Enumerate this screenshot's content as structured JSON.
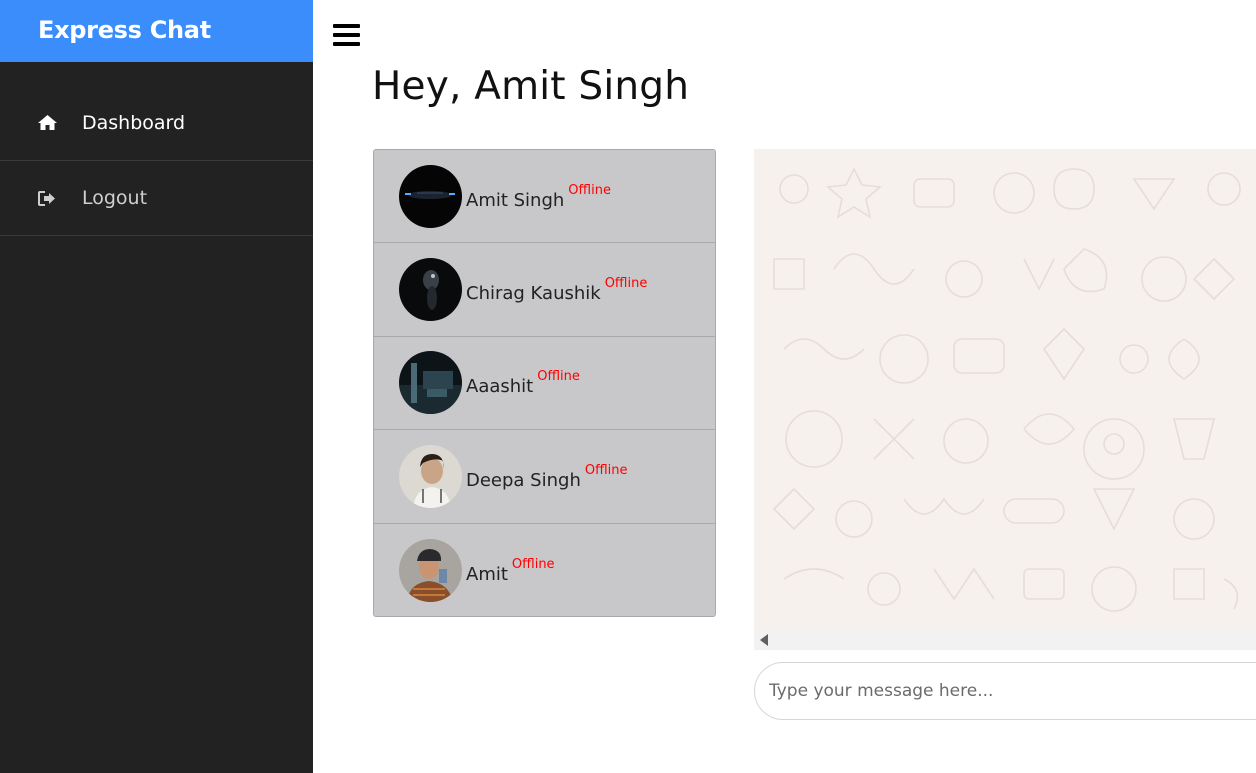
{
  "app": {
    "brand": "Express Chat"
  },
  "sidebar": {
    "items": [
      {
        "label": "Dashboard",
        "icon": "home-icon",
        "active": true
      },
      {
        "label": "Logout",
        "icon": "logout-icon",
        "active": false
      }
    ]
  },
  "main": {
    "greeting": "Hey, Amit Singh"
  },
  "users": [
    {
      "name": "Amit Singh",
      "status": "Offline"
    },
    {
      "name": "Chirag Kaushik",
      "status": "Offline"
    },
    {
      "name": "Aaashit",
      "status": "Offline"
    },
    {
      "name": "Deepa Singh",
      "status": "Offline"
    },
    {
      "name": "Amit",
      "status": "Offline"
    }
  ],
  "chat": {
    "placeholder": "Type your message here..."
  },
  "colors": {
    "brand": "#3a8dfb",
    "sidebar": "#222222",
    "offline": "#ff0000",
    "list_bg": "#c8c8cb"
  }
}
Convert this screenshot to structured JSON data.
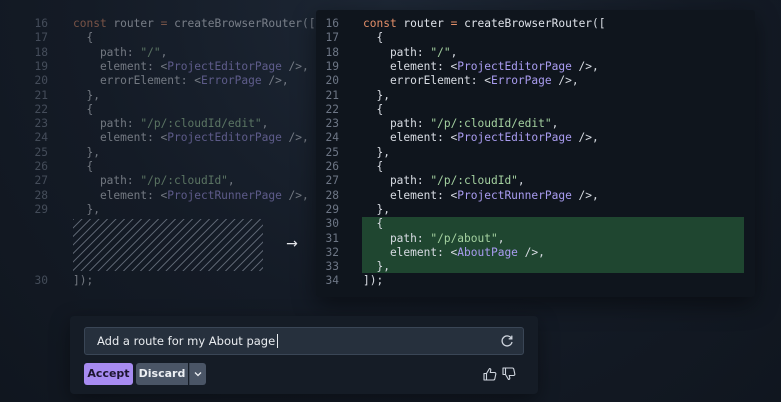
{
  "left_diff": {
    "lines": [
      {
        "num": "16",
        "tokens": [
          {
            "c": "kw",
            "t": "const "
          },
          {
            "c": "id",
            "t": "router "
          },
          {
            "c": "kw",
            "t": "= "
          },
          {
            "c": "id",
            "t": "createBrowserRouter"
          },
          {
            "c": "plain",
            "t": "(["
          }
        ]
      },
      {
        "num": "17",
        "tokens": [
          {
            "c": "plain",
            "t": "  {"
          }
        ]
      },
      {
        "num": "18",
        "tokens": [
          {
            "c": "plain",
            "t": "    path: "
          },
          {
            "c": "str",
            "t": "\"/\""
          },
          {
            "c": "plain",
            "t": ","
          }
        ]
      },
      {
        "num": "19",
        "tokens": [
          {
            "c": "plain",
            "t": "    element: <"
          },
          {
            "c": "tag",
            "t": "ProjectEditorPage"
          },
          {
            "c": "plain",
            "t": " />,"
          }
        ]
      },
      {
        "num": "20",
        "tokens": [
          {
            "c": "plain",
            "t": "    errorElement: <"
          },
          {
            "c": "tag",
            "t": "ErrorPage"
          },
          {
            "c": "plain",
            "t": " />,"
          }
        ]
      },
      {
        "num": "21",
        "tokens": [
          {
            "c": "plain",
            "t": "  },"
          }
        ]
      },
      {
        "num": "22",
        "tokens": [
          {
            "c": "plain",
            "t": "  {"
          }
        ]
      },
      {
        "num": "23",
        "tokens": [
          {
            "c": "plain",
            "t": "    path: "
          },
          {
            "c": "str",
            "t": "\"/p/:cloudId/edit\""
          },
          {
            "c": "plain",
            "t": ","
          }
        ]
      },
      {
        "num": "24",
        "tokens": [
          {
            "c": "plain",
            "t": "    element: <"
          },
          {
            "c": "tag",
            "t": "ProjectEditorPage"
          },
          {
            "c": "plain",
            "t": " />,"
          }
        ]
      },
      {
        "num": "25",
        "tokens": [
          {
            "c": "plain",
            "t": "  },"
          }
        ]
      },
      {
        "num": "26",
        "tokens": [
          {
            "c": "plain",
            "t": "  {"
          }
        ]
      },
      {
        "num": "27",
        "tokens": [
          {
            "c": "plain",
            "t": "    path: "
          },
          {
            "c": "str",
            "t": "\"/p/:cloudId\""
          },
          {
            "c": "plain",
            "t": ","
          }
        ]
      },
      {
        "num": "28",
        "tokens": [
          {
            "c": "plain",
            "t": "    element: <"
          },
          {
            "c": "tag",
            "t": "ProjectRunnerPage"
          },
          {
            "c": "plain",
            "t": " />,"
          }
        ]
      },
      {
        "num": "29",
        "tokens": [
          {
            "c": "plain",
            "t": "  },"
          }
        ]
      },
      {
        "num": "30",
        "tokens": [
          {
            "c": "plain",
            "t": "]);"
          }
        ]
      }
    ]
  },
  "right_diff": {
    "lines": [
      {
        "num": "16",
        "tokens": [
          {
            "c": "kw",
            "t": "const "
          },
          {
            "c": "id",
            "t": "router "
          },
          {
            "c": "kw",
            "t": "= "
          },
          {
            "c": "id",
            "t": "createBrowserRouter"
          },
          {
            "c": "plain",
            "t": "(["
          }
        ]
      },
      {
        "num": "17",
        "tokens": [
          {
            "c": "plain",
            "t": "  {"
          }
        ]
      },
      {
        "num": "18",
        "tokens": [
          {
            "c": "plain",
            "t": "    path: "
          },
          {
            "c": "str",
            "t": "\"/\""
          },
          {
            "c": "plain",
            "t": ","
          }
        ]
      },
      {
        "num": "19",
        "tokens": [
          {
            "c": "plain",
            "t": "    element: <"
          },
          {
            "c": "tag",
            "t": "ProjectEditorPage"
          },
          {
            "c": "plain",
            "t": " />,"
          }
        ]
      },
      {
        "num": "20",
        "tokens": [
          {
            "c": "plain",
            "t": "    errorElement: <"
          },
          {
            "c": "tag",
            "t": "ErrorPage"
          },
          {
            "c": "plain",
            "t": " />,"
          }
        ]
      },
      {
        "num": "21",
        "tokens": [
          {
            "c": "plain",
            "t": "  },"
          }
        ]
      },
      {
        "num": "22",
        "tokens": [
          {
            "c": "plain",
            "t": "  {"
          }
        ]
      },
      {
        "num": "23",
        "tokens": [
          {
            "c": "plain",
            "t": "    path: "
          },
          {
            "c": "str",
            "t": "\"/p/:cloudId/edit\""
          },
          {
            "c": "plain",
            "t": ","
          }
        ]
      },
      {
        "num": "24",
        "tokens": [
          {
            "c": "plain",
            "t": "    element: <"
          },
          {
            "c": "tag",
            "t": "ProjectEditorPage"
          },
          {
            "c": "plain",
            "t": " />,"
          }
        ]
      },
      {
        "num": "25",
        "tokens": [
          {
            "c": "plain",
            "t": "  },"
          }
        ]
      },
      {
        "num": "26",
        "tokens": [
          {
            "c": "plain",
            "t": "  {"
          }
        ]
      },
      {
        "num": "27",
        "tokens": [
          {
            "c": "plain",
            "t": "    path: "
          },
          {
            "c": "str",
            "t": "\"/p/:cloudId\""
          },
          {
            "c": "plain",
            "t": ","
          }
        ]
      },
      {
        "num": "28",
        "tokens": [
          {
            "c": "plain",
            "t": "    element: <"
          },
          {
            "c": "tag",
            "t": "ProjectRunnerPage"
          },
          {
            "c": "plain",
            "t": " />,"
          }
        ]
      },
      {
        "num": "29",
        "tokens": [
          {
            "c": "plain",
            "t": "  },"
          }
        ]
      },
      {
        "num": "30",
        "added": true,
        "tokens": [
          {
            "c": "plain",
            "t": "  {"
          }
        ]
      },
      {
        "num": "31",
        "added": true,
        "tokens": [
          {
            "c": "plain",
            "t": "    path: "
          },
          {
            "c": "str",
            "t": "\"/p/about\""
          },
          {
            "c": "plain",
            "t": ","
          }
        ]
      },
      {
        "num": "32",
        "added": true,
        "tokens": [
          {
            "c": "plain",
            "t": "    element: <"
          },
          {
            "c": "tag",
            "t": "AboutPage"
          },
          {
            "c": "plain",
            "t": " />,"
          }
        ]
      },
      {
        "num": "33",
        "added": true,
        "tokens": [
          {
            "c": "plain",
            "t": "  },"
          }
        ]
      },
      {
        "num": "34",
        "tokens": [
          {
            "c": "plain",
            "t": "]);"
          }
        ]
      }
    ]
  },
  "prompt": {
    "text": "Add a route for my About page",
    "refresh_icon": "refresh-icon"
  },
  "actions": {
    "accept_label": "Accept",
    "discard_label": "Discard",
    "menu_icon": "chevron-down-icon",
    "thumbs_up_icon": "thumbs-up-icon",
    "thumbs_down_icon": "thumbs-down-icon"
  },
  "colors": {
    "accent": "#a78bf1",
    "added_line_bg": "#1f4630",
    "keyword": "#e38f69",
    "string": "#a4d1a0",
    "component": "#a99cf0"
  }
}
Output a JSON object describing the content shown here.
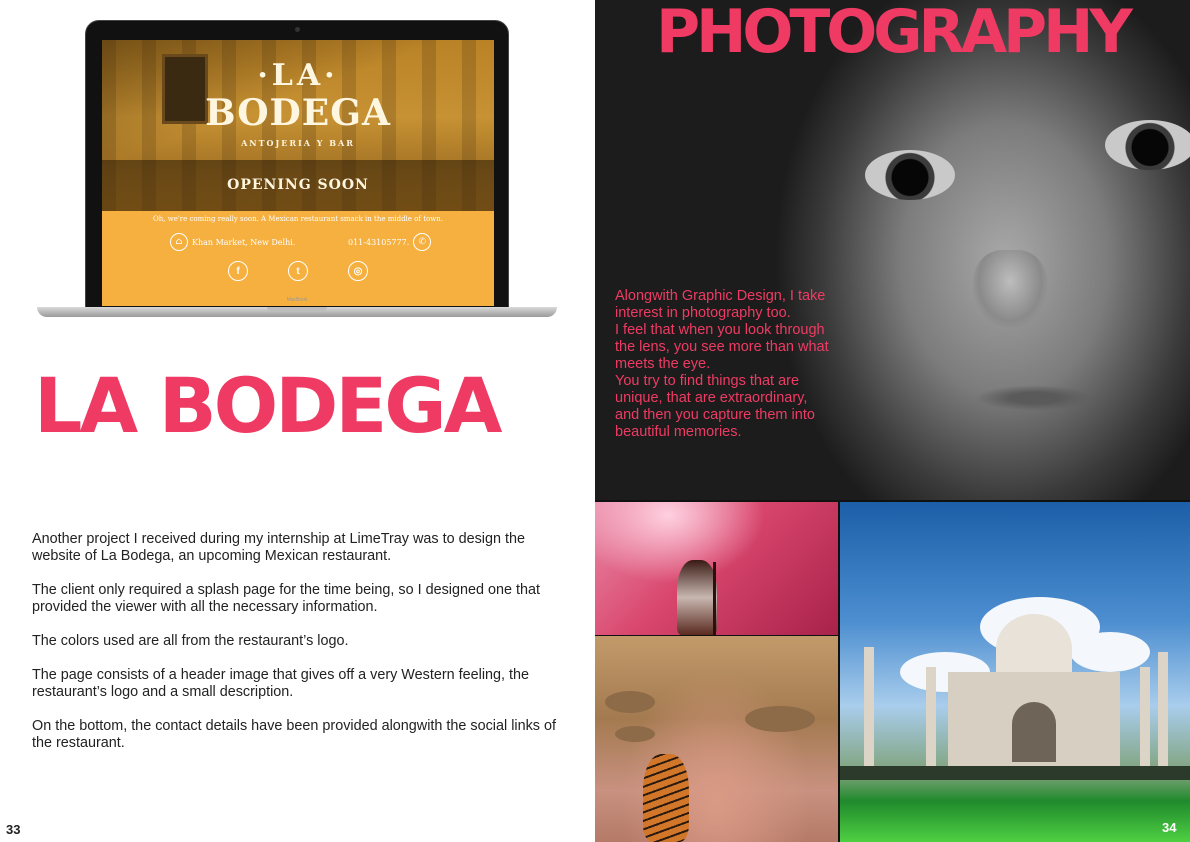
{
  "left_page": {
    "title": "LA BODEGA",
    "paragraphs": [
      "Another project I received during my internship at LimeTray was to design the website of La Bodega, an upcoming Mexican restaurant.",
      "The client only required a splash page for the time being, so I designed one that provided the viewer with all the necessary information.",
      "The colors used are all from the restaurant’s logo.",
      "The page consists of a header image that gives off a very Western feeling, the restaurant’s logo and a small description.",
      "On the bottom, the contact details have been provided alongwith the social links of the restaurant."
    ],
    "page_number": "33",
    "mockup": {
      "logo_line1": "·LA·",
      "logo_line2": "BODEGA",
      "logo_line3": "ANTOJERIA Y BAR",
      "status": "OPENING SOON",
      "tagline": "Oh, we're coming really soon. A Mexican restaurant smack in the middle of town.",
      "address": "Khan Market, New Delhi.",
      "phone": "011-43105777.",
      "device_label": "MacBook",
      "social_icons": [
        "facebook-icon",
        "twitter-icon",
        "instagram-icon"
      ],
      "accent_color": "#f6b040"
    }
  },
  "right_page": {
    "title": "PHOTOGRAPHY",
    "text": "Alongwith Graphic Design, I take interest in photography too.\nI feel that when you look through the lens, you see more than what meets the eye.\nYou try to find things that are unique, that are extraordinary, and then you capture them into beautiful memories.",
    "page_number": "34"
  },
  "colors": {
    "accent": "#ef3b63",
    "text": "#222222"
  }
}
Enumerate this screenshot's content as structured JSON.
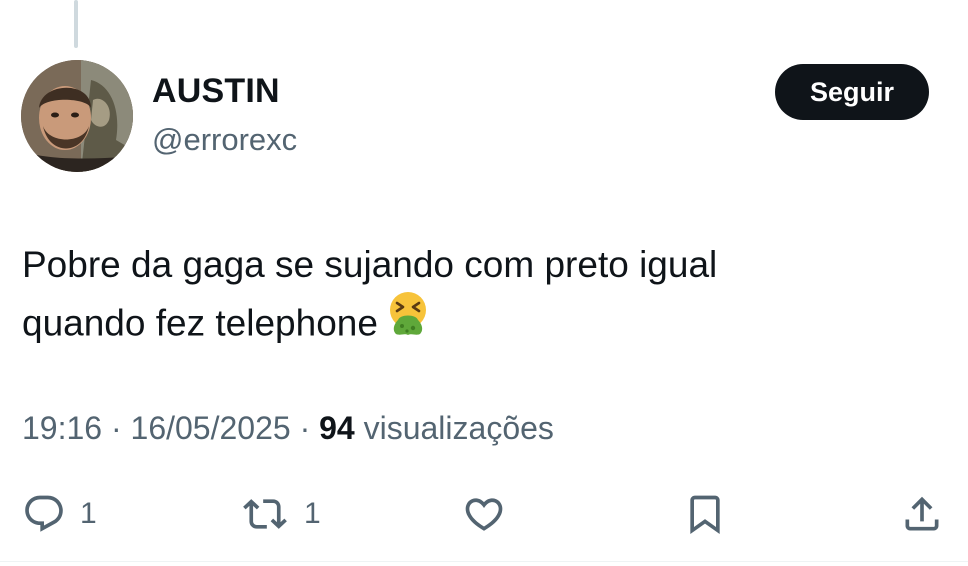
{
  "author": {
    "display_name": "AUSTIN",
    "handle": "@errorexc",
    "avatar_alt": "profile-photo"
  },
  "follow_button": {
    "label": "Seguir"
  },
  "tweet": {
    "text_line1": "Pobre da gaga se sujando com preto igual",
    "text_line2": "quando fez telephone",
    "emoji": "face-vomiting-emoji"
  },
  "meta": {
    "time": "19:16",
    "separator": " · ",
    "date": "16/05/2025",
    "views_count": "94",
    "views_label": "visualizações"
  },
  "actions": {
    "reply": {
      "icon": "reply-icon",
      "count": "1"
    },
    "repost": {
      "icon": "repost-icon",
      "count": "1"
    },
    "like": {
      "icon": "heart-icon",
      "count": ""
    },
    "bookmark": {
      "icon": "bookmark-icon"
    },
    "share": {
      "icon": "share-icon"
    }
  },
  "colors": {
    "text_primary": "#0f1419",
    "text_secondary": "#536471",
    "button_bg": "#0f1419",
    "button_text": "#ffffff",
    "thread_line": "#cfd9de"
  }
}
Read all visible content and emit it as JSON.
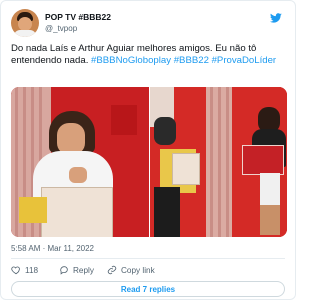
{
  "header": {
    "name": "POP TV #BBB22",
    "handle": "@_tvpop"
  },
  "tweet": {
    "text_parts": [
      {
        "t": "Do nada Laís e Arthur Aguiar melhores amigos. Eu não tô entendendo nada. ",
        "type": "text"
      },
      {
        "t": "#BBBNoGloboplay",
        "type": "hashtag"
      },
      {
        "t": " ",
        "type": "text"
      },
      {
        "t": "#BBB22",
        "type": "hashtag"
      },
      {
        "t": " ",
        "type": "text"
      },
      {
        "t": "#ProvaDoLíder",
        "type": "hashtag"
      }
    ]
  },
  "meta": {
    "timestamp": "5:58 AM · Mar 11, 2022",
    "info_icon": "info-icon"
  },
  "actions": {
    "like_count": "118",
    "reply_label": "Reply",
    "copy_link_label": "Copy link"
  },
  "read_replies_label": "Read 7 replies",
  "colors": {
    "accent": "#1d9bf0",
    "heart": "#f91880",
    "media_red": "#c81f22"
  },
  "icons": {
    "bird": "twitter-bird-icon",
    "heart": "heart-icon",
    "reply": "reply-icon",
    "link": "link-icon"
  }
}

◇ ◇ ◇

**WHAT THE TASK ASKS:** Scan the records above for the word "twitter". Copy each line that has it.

**SOLUTION BELOW:**
        "twitter-icon",
    "bird": "twitter-bird-icon",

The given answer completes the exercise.